She then staggers over to the lab for a shrieking showdown with Helen (although she doesn't quite work herself up to pulling the gun on her rival). Frank manages to calm Joan down, and takes her home. When Helen -- in what's either a stunningly clueless or a nastily passive-aggressive move -- calls up Frank to reassure him that Joan's embarrassing scene is all forgotten now, Joan finds out who's on the phone and flies into another jealous, hysterical rage. She threatens to kill herself with Tony's pistol.
Over the phone, Helen hears Frank order his wife to give him the gun, then she hears a shot, and a scream. After a moment, Frank returns to the phone, tells Helen everything's OK now, and hangs up.
So did Joan really kill herself, or did Frank shoot her by accident (or accidentally on purpose) while trying to take the gun away? Will we wait til Act Three to find out what actually happened?
Not in this film, buster! We quickly learn that Joan's OK: Frank took the gun away from her, while she was still in shock over having just missed accidentally shooting herself. (She thought it wasn't loaded.)
Frank removes the ammo clip, sees it's empty, replaces it and tells Joan the gun's "safe" now. Oddly, Dr. Frank is familiar enough with semi-automatic pistols to know how to eject the clip, but he neglects to check if there's a bullet left in the chamber (there is) or even ensure that the safety's on (it isn't). After a tearful reconciliation with Joan, Frank decides to return to the lab and take the experiment to its final stage, by freezing himself for the weekend. He promises Joan that after he's revived, they'll go off on a second honeymoon.
Meanwhile, Tony's missed his pistol and comes looking for it, shortly after Frank leaves. Joan tells him their affair is over; she's going away with Frank. Then she finally manages to fatally shoot herself, once again by accident. (Ok, I'll admit that's tragic irony, in a sort of Darwin Award-ish way. Or maybe this was intended as slapstick humor, from the country which gave the world Dachau and Buchenwald.)
Tony panics and bugs out without notifying the police. Meanwhile, back at the lab, unsuspecting Frank has himself quick-frozen. (FOR SCIENCE!!!)
The next day, after the maid discovers Joan's body, the police show up at the lab with some very pressing questions. Especially after Helen reluctantly informs them of that incriminating little phone conversation with Frank.
So, is our hero going to escape once he's defrosted, and prove his innocence while eluding the police, a la "The Fugitive"?
Look, this film is only 75 minutes long, and the majority of these have already been chewed up by this irrepressibly drab and awful plot. While Frank's being revived, Tony's guilty conscience prompts him to call up the police and tell them the truth. So Frank's suspected of murder for considerably less than ten minutes of screen time, and cleared of it even before he's been thawed out.

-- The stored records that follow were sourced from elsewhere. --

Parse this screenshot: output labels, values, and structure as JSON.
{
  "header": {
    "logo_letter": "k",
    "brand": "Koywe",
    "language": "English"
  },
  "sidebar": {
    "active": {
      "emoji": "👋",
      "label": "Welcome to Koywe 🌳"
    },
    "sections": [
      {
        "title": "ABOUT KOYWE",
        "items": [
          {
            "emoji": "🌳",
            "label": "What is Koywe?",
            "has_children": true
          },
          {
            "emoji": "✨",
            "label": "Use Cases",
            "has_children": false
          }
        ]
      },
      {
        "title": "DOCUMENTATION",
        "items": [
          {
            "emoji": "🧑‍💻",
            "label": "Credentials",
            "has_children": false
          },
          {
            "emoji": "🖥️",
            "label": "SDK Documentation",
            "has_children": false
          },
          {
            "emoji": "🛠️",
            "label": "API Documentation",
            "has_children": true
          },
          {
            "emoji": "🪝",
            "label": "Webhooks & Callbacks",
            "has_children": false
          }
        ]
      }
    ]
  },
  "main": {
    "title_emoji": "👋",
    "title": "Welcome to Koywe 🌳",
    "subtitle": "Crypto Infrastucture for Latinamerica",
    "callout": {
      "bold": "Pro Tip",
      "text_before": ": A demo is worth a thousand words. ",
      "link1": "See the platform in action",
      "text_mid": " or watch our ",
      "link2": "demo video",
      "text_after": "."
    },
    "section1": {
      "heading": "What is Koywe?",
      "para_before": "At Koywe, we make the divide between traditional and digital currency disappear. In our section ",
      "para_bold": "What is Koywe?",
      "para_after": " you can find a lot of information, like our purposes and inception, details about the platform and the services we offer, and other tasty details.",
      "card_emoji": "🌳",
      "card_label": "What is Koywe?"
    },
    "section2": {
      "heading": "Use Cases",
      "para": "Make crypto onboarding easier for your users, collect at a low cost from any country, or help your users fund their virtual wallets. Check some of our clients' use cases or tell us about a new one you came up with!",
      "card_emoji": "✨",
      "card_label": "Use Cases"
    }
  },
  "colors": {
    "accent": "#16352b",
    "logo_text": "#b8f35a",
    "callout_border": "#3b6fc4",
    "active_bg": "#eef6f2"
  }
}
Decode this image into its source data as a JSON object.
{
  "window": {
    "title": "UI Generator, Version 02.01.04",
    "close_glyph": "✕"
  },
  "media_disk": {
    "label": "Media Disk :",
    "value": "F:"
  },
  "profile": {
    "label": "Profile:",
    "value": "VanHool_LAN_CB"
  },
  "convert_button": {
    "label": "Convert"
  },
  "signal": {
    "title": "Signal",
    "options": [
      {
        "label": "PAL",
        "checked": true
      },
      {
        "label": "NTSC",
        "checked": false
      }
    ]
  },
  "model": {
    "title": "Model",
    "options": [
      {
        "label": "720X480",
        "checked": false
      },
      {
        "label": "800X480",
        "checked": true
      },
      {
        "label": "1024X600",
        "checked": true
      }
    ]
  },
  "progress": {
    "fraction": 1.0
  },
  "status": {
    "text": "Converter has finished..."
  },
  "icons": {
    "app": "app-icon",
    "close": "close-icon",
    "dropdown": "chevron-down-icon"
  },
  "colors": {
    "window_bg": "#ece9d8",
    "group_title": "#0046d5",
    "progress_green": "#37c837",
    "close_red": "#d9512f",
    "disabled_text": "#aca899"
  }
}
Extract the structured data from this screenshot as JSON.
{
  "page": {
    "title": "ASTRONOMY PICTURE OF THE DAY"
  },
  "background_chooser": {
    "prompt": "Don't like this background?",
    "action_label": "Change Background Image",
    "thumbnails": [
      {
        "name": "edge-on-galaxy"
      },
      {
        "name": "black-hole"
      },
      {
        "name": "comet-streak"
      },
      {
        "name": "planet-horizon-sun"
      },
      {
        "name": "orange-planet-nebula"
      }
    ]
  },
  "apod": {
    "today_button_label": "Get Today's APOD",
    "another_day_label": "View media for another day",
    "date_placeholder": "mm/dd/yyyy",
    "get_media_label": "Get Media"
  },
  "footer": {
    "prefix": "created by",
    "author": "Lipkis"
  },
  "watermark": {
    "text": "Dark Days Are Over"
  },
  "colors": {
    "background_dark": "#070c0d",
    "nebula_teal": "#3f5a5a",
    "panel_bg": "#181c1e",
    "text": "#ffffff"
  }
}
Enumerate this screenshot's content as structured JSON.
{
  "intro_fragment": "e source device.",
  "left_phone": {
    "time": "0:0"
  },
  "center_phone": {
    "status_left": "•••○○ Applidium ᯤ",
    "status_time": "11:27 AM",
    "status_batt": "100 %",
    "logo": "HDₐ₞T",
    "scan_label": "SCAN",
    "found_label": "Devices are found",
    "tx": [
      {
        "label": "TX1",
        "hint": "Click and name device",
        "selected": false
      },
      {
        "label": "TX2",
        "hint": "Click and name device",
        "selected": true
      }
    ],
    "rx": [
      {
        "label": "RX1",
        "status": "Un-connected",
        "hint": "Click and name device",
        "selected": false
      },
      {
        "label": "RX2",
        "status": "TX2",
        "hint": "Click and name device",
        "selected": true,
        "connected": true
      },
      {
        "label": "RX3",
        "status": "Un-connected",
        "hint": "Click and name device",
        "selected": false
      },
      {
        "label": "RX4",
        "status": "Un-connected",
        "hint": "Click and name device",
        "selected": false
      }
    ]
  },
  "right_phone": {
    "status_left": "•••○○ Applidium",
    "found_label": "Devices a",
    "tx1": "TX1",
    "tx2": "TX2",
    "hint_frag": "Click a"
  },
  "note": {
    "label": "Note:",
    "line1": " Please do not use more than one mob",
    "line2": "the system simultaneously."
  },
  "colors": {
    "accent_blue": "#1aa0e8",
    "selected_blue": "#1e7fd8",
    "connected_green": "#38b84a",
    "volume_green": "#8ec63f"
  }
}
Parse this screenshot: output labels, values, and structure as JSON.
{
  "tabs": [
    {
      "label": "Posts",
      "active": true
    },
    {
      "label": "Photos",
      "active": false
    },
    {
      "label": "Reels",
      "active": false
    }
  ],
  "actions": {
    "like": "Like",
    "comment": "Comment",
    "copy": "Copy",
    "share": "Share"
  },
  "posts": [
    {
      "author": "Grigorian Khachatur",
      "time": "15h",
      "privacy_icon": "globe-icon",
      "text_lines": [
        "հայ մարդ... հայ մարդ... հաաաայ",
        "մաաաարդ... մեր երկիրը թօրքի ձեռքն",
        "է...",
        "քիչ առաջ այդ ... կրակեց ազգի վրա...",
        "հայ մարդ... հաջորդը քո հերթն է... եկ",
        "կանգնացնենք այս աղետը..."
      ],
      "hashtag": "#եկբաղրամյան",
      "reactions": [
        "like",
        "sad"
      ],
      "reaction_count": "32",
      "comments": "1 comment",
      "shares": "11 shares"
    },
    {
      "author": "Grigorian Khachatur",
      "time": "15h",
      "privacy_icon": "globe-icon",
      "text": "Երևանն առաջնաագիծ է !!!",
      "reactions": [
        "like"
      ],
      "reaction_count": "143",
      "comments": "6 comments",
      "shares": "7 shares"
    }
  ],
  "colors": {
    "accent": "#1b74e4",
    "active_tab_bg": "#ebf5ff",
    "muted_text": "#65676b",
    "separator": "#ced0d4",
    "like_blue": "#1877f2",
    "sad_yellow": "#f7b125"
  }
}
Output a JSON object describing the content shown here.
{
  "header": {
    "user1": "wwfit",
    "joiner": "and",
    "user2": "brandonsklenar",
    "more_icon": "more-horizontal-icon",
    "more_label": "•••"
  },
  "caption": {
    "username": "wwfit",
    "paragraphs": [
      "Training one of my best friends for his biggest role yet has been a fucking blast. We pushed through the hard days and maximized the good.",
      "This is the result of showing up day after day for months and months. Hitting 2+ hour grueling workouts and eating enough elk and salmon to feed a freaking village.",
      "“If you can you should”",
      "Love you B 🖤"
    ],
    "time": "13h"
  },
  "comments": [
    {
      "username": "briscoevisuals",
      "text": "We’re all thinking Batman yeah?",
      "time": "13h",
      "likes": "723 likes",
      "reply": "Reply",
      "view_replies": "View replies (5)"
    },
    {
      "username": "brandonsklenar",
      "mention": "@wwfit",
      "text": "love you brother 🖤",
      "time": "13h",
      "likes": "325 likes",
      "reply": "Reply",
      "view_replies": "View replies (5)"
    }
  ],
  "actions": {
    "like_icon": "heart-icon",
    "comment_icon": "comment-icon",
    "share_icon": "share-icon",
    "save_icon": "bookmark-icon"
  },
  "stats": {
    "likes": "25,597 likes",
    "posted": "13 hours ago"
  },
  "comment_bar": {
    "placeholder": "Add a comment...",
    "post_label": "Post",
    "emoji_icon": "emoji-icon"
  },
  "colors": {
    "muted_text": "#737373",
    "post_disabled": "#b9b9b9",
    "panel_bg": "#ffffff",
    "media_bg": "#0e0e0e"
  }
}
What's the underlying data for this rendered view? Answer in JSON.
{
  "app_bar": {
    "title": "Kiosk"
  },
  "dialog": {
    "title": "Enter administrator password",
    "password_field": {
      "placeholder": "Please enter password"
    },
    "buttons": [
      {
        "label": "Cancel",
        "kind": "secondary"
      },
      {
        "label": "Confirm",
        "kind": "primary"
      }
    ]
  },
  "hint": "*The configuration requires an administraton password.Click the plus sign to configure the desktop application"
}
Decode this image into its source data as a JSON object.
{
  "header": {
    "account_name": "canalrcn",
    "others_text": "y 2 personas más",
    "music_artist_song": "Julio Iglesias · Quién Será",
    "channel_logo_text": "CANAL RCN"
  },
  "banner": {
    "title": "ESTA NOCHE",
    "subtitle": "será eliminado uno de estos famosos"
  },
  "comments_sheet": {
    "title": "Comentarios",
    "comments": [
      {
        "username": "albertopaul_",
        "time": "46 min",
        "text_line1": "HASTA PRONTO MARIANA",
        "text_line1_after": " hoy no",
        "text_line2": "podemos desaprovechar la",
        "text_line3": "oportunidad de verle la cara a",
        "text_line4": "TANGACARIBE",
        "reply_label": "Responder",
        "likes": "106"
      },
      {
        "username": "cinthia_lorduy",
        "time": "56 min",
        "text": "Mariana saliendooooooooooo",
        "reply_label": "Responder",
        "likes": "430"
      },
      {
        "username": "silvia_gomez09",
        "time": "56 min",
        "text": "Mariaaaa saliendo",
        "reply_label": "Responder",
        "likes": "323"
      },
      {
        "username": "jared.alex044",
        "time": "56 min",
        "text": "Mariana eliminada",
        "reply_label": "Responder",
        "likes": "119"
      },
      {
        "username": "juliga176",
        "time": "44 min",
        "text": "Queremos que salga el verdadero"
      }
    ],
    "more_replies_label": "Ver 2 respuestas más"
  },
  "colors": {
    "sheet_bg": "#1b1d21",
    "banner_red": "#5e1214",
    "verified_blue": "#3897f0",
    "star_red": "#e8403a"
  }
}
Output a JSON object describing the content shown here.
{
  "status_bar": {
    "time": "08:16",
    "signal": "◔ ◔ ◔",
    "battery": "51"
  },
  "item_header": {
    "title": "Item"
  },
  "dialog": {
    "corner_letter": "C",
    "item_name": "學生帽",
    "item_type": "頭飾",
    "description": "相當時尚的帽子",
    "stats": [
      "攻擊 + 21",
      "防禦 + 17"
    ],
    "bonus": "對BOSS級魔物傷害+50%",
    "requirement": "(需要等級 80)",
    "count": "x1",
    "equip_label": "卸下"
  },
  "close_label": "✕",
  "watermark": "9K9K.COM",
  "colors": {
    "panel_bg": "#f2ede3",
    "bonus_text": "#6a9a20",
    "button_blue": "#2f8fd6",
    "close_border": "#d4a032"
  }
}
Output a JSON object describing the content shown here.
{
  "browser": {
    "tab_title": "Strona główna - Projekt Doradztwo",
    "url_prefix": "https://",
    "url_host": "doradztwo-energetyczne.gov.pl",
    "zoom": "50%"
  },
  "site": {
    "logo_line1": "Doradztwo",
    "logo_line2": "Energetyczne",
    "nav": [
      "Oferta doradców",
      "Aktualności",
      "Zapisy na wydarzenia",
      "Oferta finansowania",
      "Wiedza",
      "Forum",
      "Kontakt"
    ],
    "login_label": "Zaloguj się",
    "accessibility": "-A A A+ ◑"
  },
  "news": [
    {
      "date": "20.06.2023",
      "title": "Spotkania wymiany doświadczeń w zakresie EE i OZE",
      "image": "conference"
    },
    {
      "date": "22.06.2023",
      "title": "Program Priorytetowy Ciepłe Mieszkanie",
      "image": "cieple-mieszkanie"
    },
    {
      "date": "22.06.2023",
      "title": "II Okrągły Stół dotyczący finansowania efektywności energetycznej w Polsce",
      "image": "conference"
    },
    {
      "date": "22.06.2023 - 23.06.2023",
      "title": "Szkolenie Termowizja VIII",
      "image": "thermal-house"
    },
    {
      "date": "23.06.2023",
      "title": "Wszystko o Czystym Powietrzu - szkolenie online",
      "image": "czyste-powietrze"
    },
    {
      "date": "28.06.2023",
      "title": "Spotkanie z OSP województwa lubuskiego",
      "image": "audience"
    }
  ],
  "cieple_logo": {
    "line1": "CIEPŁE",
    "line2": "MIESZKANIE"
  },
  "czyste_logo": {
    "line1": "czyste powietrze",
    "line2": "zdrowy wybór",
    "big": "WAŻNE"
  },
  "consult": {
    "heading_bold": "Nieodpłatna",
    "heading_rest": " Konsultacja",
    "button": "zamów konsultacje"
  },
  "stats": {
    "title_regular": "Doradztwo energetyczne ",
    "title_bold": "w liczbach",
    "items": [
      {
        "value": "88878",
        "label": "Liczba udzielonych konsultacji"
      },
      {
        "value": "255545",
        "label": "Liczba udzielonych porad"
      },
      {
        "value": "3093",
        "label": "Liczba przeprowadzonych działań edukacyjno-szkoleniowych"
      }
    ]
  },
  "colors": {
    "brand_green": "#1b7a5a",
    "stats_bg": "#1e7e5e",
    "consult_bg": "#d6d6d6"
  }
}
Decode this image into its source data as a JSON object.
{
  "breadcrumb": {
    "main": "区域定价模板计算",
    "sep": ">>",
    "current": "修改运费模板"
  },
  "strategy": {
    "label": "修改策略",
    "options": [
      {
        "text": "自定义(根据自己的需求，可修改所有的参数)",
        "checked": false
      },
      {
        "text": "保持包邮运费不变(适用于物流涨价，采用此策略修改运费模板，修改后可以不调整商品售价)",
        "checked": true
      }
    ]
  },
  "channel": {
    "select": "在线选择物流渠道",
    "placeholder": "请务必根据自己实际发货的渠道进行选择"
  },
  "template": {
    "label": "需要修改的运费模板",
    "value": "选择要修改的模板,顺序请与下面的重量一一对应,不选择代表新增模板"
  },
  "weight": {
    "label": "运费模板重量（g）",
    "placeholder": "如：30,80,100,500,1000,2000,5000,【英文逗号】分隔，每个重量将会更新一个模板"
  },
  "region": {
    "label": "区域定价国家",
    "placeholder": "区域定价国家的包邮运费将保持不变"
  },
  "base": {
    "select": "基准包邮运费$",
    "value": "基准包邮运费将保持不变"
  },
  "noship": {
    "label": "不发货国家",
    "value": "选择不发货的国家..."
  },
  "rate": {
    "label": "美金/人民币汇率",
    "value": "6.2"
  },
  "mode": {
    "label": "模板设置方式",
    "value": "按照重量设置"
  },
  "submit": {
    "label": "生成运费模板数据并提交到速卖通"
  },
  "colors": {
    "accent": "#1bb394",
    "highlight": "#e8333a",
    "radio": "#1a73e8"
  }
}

Hitchcock could have learned a thing or two from this director.
There's a tiny morsel of something suspense-like embedded in the final moments of this dog, as Frank apparently got freezer burn (or something) and it takes a bit of a struggle to revive him. Unfortunately, by this point the viewer's interest is definitely DOA.
There. In just a few minutes (unless you're a very slow reader) I've saved you from a fate far worse: squandering an irreplaceable hour and fifteen minutes of your life on this anti-thriller.
Review by henri sauvage from the Internet Movie Database.